“Fine. Now turn around and open the door, and remember, tell them we’re with you.”

“Okay,” I said.

Ferdinand flew in front of my face and hovered.

“Don’t worry, Arnie. Just get us in there, and I’ll take care of you. I got your back.”

“Thanks, Ferdinand,” I said.

“By the way,” said Hemingway. “No disrespect to the fly, but –”

“Hey, I got a name, big guy,” said Ferdinand.

“Yes, of course,” said Hemingway. “Felix was it?”

“Do I look like a cat?”

“No, of course not,” said Hemingway.

“My name is Ferdinand.”

“Sorry. Ferdinand,” said Hemingway. “You must forgive me. I’ve suffered numerous concussions, and my memory is not what it once was.”

“You’re forgiven. Now what was it you wanted to say?”

“I was going to suggest that it might be best if you not talk when we’re trying to get in.”

“Oh. On account of a talking fly might not be good enough for this joint?”

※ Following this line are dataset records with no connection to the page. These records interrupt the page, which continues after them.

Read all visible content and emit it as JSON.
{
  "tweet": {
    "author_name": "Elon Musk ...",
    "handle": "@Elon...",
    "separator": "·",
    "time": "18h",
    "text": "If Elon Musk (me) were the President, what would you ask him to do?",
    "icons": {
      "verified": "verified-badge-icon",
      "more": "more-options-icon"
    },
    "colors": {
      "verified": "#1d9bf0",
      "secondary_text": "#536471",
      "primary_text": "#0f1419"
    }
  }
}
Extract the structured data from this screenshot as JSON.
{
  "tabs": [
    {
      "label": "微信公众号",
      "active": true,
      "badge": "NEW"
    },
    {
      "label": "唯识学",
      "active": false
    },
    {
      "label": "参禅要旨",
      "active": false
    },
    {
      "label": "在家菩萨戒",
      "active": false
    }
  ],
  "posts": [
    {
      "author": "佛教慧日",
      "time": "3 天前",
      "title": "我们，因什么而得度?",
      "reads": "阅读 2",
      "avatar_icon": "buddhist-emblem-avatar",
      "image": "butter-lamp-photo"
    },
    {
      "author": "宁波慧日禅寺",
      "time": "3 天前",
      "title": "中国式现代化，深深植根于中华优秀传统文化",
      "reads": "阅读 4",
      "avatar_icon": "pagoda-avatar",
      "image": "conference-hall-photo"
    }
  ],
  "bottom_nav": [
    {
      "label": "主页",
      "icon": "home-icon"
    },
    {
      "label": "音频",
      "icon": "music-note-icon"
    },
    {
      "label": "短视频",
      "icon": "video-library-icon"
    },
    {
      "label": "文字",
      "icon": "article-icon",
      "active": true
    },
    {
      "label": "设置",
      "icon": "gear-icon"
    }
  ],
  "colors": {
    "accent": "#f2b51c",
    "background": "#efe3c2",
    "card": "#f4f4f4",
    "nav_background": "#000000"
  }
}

“Well, it’s just that I know it’s a rather exclusive place.”

Ferdinand turned in mid air and faced me.

“Open the door, Arnie.”

“I didn’t mean any disrespect,” said Hemingway.

“Go ahead, Arnie,” said Ferdinand. “Open the door. It’s getting stuffy out here.”

I turned around and opened the door.

(Continued here, doggedly.)

Kindly turn to the right-hand column of this page to find what is usually a current listing of links to all other legally-available chapters of
Arnold Schnabel’s Railroad Train To Heaven©. Now published also in the Collingswood Patch™: “Who says that South Jersey is a cultural wasteland?”)


Unknown said...

What a crew! William Burroughs--I hadn't thought of him. Now I see I should have: obvious once you know.

Dan Leo said...

Yeah, we just call him Bill around here...